> [EXERCISE PROMPT]: From the entries below, tally how many lines contain "параметров" and report only that figure.

> [RECORDED INFORMATION]:
================================

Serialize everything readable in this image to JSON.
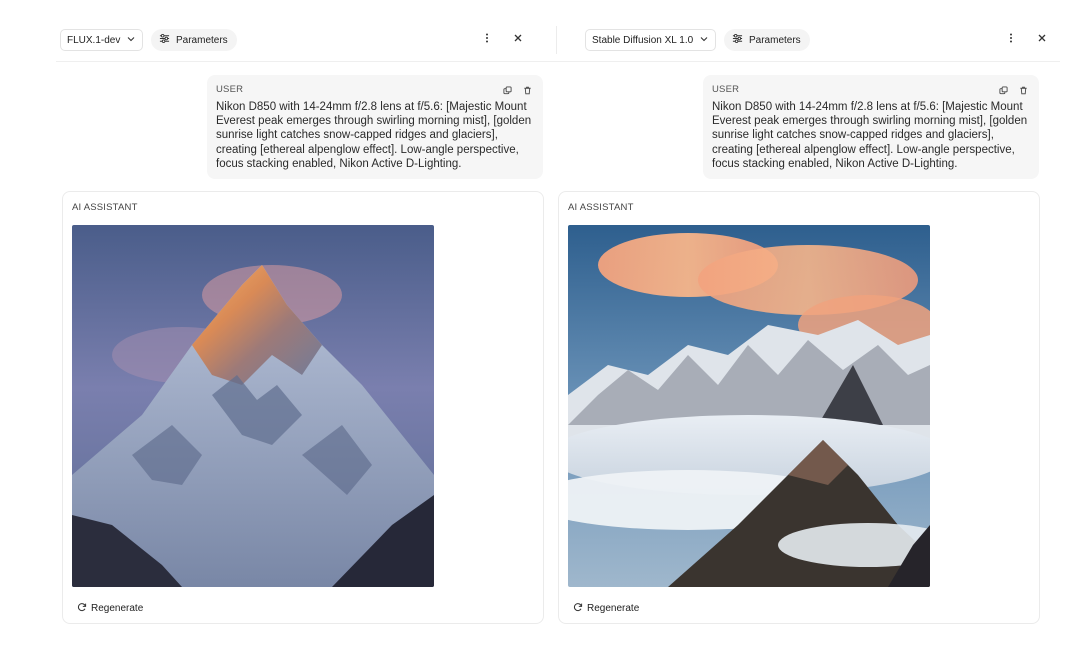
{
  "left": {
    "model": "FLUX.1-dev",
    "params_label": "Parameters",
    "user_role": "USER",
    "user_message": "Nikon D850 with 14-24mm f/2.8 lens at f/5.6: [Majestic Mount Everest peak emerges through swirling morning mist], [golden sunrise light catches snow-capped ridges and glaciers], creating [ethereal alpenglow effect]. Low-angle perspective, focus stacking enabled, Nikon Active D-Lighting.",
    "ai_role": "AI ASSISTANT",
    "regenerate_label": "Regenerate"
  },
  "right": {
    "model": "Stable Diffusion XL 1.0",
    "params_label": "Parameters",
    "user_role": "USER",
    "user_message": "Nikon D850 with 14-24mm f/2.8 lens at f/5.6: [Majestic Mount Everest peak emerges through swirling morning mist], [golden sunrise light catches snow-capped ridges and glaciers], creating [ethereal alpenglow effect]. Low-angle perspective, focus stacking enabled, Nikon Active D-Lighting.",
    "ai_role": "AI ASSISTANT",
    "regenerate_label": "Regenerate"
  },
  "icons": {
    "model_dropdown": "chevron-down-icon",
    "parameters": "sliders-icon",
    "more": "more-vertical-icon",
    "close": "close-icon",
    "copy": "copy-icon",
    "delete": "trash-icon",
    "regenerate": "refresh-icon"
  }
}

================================

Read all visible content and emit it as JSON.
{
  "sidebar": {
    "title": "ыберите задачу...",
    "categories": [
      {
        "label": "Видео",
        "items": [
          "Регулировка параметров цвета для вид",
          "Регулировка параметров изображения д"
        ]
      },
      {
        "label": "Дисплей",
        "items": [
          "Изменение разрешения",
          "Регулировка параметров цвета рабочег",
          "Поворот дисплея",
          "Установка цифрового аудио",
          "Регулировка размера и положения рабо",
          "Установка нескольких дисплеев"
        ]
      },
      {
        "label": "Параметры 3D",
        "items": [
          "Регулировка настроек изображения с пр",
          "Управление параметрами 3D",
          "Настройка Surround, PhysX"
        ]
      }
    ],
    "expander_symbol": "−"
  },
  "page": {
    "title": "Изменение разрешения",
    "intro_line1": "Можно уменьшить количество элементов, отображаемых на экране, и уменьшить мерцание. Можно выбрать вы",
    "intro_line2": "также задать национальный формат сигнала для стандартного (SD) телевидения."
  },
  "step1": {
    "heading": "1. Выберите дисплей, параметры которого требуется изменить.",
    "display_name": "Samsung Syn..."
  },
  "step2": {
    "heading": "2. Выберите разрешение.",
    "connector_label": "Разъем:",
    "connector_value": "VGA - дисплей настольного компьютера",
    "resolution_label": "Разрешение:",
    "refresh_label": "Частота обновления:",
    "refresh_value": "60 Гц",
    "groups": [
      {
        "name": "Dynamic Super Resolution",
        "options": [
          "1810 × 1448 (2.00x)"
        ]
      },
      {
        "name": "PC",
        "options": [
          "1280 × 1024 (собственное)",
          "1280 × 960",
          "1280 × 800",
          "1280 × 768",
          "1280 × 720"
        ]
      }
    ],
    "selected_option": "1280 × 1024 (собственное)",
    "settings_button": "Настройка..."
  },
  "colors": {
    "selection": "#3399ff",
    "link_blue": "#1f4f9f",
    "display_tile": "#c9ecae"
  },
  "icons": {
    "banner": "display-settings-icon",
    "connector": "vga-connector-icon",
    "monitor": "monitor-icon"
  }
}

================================

> [RESULT FOR THIS EXERCISE]: 3